Silicon Valley Takes On Wall Street

Kevin Roose reports that “financial start-ups—known collectively as ‘fintech’—are spreading like kudzu, each with a different idea about how to usurp the giants of Wall Street by offering better services, lower fees, or both”:
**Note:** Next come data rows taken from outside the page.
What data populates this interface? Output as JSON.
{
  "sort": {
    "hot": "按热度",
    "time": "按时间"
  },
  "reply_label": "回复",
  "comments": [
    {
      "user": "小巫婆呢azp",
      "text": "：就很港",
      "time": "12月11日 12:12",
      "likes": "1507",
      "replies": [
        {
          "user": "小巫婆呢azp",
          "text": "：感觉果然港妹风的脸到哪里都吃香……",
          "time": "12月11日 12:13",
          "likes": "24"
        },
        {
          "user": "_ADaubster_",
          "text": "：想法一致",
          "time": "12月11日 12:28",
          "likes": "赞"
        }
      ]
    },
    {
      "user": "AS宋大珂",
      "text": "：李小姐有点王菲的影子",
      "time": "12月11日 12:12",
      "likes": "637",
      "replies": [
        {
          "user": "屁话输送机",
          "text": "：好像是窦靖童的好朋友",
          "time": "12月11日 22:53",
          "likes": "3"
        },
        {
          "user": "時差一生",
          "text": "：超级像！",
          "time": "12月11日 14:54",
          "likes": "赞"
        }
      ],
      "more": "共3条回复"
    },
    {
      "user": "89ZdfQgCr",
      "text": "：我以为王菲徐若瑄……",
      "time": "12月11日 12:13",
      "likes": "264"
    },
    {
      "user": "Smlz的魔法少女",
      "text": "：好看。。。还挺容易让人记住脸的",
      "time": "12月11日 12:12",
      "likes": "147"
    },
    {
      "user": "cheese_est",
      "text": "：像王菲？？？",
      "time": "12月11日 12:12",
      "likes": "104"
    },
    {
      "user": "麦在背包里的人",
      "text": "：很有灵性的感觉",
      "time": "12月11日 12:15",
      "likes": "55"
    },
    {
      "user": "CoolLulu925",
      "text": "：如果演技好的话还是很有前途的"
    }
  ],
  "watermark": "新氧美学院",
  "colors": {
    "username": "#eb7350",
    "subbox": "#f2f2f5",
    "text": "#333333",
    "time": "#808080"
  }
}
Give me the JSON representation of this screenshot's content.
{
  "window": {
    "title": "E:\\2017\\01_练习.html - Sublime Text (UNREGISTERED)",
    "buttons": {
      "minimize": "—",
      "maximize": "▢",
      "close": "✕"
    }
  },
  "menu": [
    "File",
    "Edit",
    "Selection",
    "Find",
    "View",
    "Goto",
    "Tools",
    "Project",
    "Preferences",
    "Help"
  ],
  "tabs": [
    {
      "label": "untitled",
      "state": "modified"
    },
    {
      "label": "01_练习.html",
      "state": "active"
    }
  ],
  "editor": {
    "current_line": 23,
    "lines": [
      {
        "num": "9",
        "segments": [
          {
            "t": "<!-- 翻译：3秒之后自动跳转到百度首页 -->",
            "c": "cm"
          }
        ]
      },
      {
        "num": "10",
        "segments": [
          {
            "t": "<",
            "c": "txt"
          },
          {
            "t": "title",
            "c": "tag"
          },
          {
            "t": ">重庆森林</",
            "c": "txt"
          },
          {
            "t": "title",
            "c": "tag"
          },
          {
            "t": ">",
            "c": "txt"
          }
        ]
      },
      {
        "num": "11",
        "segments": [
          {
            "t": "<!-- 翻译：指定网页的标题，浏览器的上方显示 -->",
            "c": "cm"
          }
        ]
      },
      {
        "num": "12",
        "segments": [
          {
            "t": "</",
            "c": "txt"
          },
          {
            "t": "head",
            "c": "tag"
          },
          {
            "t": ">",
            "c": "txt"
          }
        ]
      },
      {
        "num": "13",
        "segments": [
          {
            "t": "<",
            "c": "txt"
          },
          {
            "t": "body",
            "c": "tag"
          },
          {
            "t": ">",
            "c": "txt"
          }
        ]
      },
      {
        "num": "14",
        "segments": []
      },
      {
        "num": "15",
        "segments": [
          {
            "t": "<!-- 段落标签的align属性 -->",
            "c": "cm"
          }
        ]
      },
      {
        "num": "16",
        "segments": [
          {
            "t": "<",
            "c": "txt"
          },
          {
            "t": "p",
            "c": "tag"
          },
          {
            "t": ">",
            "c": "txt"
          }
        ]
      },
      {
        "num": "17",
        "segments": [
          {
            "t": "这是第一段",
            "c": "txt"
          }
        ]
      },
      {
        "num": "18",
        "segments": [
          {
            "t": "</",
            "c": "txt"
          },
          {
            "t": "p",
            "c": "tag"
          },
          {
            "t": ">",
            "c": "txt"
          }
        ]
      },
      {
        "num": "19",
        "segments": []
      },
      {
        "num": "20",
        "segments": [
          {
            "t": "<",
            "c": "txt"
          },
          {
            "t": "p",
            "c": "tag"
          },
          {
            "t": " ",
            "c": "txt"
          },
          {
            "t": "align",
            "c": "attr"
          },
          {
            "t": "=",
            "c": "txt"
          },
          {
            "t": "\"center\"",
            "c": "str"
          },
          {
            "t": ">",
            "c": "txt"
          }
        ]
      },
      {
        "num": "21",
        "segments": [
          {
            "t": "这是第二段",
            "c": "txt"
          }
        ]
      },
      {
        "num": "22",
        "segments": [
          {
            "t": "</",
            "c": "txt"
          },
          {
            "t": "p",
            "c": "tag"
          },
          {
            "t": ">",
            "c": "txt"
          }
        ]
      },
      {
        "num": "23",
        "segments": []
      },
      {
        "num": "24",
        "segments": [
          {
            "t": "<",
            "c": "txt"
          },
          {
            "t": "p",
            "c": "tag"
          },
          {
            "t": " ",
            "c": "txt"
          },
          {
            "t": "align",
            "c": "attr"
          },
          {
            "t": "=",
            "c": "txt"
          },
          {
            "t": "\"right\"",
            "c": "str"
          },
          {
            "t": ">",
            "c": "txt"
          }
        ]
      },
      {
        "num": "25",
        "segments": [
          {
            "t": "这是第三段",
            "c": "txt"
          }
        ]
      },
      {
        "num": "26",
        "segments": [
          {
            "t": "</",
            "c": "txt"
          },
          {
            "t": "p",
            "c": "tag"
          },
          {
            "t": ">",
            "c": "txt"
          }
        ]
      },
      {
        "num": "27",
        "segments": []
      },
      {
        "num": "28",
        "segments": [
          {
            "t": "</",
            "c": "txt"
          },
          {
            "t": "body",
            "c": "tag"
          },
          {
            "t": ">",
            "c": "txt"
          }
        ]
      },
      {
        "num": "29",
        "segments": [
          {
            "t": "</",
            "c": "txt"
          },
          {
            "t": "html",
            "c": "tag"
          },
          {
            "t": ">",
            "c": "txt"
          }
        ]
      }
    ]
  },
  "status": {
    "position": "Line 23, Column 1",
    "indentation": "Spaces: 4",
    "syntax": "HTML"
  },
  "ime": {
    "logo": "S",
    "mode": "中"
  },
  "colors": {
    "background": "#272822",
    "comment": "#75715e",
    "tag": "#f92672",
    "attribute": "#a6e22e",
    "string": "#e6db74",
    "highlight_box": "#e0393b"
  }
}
Part of the reason the tech world is interested in finance is the sheer amount of money involved—financial services is a $1.2 trillion industry, and U.S.-based fintech start-ups raised an estimated $1.3 billion last quarter alone. But banking is also a prime candidate for disruption because, like much of the old-line corporate world, it tends to run on bloated, creaky technology. Even something as simple as applying for a loan can take weeks or months, thanks to the sheer number of human hands such transactions pass through. And, since each intermediary wants a cut, fees are everywhere. Undercutting big banks and speeding up processes might not be as sexy as, say, creating the next Snapchat, but it’s low-hanging fruit for techies who want a way in to a lucrative market. After all, today’s megabanks are really just bundles of particular, loosely related services cobbled together by years of acquisitions and market ­consolidation. If those bundles can be broken apart, the start-up world’s revolution looks a lot more plausible.